By Amy McCarthy
By Scott Reitz
By Scott Reitz
By Lauren Drewes Daniels
By Alice Laussade
By City of Ate
Subtlety was successfully evicted in the dessert: New England apricot bread-and-butter pudding. The moist, satisfying cakey square with shreds of whiskey-soaked apricot was plopped in a puddle of whiskey caramel sauce. The nutty punch of the spirit was out front and forceful, invigorating the sweetness with a fiery edge.
The only startling deficiency at The Cock & Bull is the conspicuous lack of a wine list. We were offered glasses of a passable California syrah and a barely drinkable Chardonnay. It seems the wines are more like catch-of-the-day specimens than thought-out and crafted to match the menu. That's regrettable, because the food deserves more, and this neighborhood pub-bistro is fertile ground for an inventive, distinctive list--like a roster based exclusively on Commonwealth wines: a bold, creamy Chardonnay and rich, concentrated Shiraz from Australia; forcefully crisp Sauvignon Blanc, delicately rich Pinot Noir and lush Merlot from New Zealand; and a host of simple whites plus the exotic Pinotage from South Africa.
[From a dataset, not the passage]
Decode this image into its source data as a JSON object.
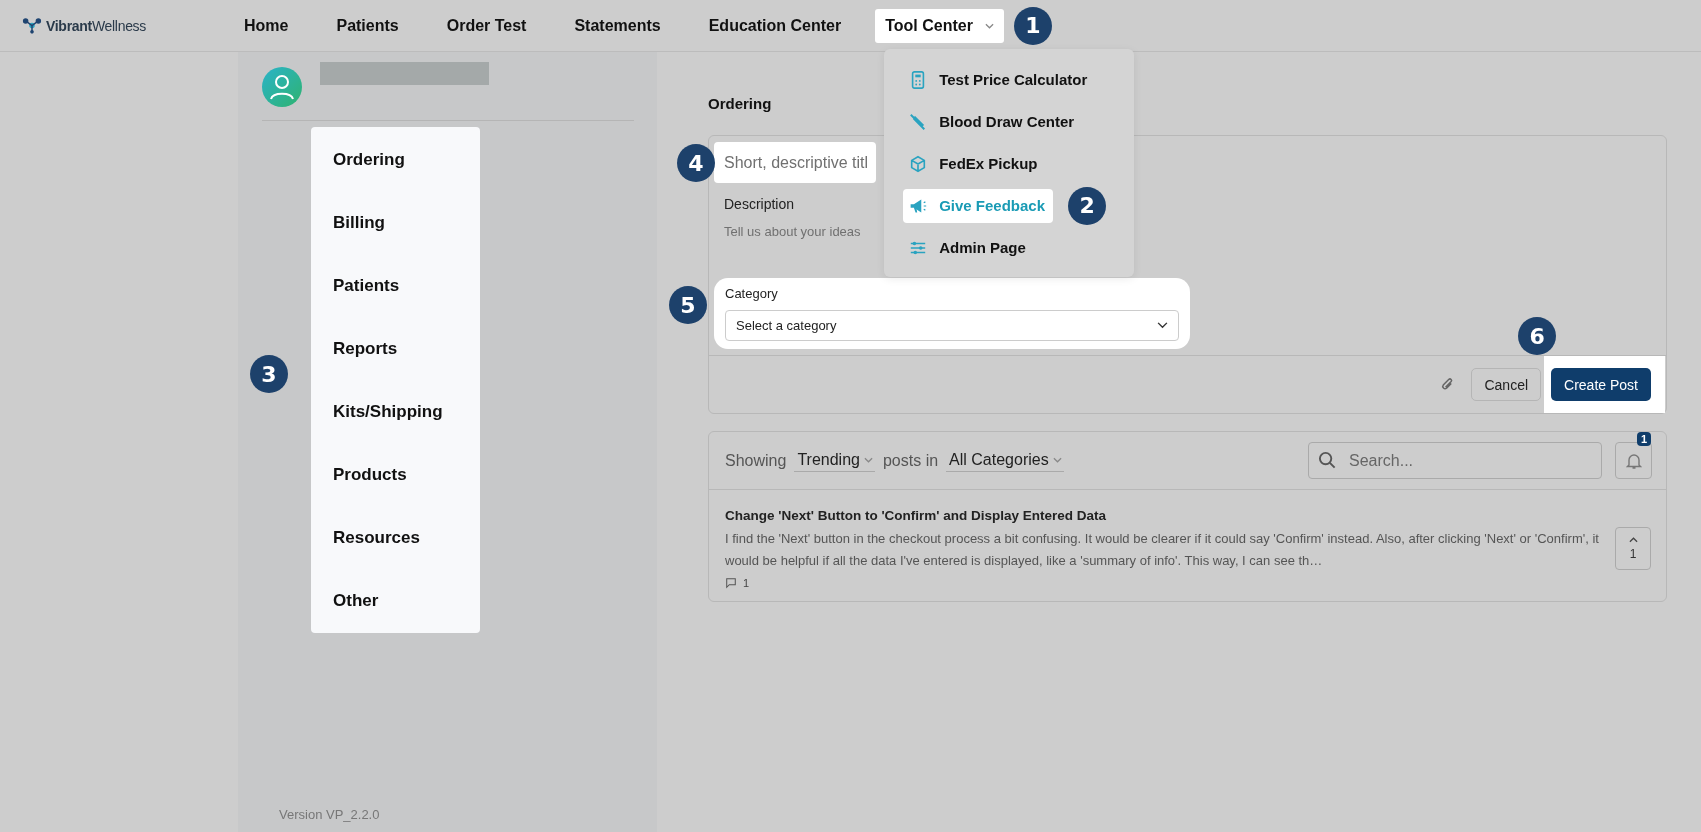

It might give this pub some serious pull.
Cock & Bull was launched by Noel Graham some 18 months ago as a wine bar and restaurant. Balliet sublets the kitchen independently of the bar. The demarcation is a little too apparent, but with a little work, the blend could be seamless. Then, the only dinner distractions would be pub laggards.
There's a blurb on the Blarney Stone's menu explaining the name. The Blarney stone, it says, is a rock set in the wall of the Blarney Castle tower when it was built in the Irish village of Blarney in 1446. Legend has it that a hag cast a spell on the stone that gives whoever kisses the thing the gift of gab.
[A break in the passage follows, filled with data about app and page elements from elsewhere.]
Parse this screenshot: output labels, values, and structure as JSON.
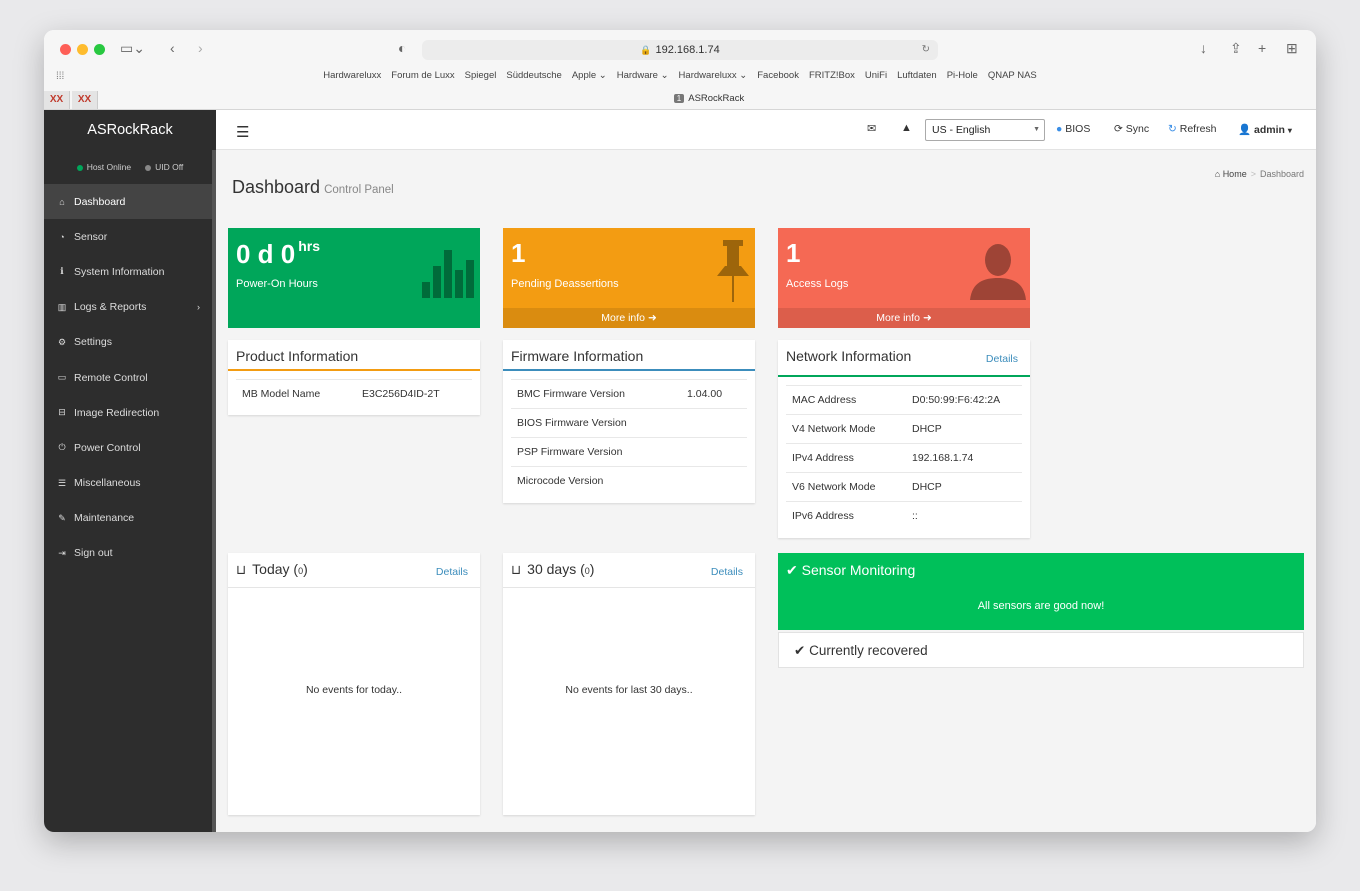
{
  "browser": {
    "url": "192.168.1.74",
    "tab_title": "ASRockRack",
    "tab_number": "1",
    "favicons": [
      "XX",
      "XX"
    ],
    "bookmarks": [
      "Hardwareluxx",
      "Forum de Luxx",
      "Spiegel",
      "Süddeutsche",
      "Apple ⌄",
      "Hardware ⌄",
      "Hardwareluxx ⌄",
      "Facebook",
      "FRITZ!Box",
      "UniFi",
      "Luftdaten",
      "Pi-Hole",
      "QNAP NAS"
    ]
  },
  "sidebar": {
    "brand": "ASRockRack",
    "host_status": "Host Online",
    "uid_status": "UID Off",
    "items": [
      {
        "label": "Dashboard",
        "icon": "home-icon"
      },
      {
        "label": "Sensor",
        "icon": "gauge-icon"
      },
      {
        "label": "System Information",
        "icon": "info-icon"
      },
      {
        "label": "Logs & Reports",
        "icon": "bar-chart-icon"
      },
      {
        "label": "Settings",
        "icon": "gear-icon"
      },
      {
        "label": "Remote Control",
        "icon": "monitor-icon"
      },
      {
        "label": "Image Redirection",
        "icon": "drive-icon"
      },
      {
        "label": "Power Control",
        "icon": "power-icon"
      },
      {
        "label": "Miscellaneous",
        "icon": "list-icon"
      },
      {
        "label": "Maintenance",
        "icon": "wrench-icon"
      },
      {
        "label": "Sign out",
        "icon": "sign-out-icon"
      }
    ]
  },
  "topbar": {
    "language": "US - English",
    "bios": "BIOS",
    "sync": "Sync",
    "refresh": "Refresh",
    "user": "admin"
  },
  "page": {
    "title": "Dashboard",
    "subtitle": "Control Panel",
    "breadcrumb_home": "Home",
    "breadcrumb_current": "Dashboard"
  },
  "tiles": {
    "power": {
      "value": "0 d 0",
      "unit": "hrs",
      "label": "Power-On Hours",
      "color": "#00a65a"
    },
    "pending": {
      "value": "1",
      "label": "Pending Deassertions",
      "more": "More info",
      "color": "#f39c12"
    },
    "access": {
      "value": "1",
      "label": "Access Logs",
      "more": "More info",
      "color": "#f56954"
    }
  },
  "product": {
    "title": "Product Information",
    "rows": [
      {
        "key": "MB Model Name",
        "value": "E3C256D4ID-2T"
      }
    ]
  },
  "firmware": {
    "title": "Firmware Information",
    "rows": [
      {
        "key": "BMC Firmware Version",
        "value": "1.04.00"
      },
      {
        "key": "BIOS Firmware Version",
        "value": ""
      },
      {
        "key": "PSP Firmware Version",
        "value": ""
      },
      {
        "key": "Microcode Version",
        "value": ""
      }
    ]
  },
  "network": {
    "title": "Network Information",
    "details": "Details",
    "rows": [
      {
        "key": "MAC Address",
        "value": "D0:50:99:F6:42:2A"
      },
      {
        "key": "V4 Network Mode",
        "value": "DHCP"
      },
      {
        "key": "IPv4 Address",
        "value": "192.168.1.74"
      },
      {
        "key": "V6 Network Mode",
        "value": "DHCP"
      },
      {
        "key": "IPv6 Address",
        "value": "::"
      }
    ]
  },
  "today": {
    "title": "Today (",
    "count": "0",
    "close": ")",
    "details": "Details",
    "empty": "No events for today.."
  },
  "thirty": {
    "title": "30 days (",
    "count": "0",
    "close": ")",
    "details": "Details",
    "empty": "No events for last 30 days.."
  },
  "sensor": {
    "title": "Sensor Monitoring",
    "message": "All sensors are good now!",
    "recovered": "Currently recovered"
  }
}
Maybe if the Irish didn't spend so much time puckering up to rocks, their cuisine would taste better. Still, a meal at Blarney isn't as bad as sucking on stone. There's even a little culinary imagination here. Irish nachos, boiled potato disks gooped with melted cheese and sprinkled with lettuce, tomato, and onion with a freshly cool dill sour cream sauce, was a fair twist on the Tex-Mex dish. But for my taste buds, it would have been a screaming jig if the potato disks were sliced thinner, brushed with oil and then baked until golden.
Kilkenny corned beef and cabbage also was good. Sliced thin, the boiled meat was moist, chewy, and savory, while the cabbage was supple and crunchy. The only drawback was the vegetables, which included a cluster of old, woody baby carrots with splits down the middle.
And fooey on Foley's stew. A slow-brewed mash pumped into a bread bowl, the thick, sticky sludge had chunks of hard, tasteless lamb, mushy green beans, and potatoes. The whole thing was bludgeoned with black pepper in an attempt, it seemed, to resuscitate the suffocating mass.
Sandwiches worked better. Despite the boring slices of white bread, the tuna fish salad sandwich was thick and creamy with little bits of grape plugged into the mix.
The Tinkler, purported to be an Irish pub favorite, was thin slices of hot ham cemented with melted cheddar imbedded with scallions and juicy tomato slices. Again, the roll was a bit too pedestrian to elevate it.
Plugging the pub into the spot that used to be the Tiburon bar, Blarney Stone co-owner Ivan O'Mahoney, former bartender at the Dubliner, kept the Tiburon's shark tank behind the bar and crusted the place in dark wood paneling. He also slapped a bright yellow map of Ireland on a brick wall opposite the shark tank and slabbed the floor and patio areas with rough-hewn stone. So after a few draughts, you can get to work Frenching the rocks to see which one's Blarney.
The Cock & Bull. 6330 Gaston Ave., (214) 841-9111. Open for dinner 6:30-10 p.m. Tuesday-Thursday, 6:30-11 p.m. Friday & Saturday. $$
The Blarney Stone. 2116 Greenville Ave., (214) 821-7099. Open daily 11 a.m.-2 a.m. $-$$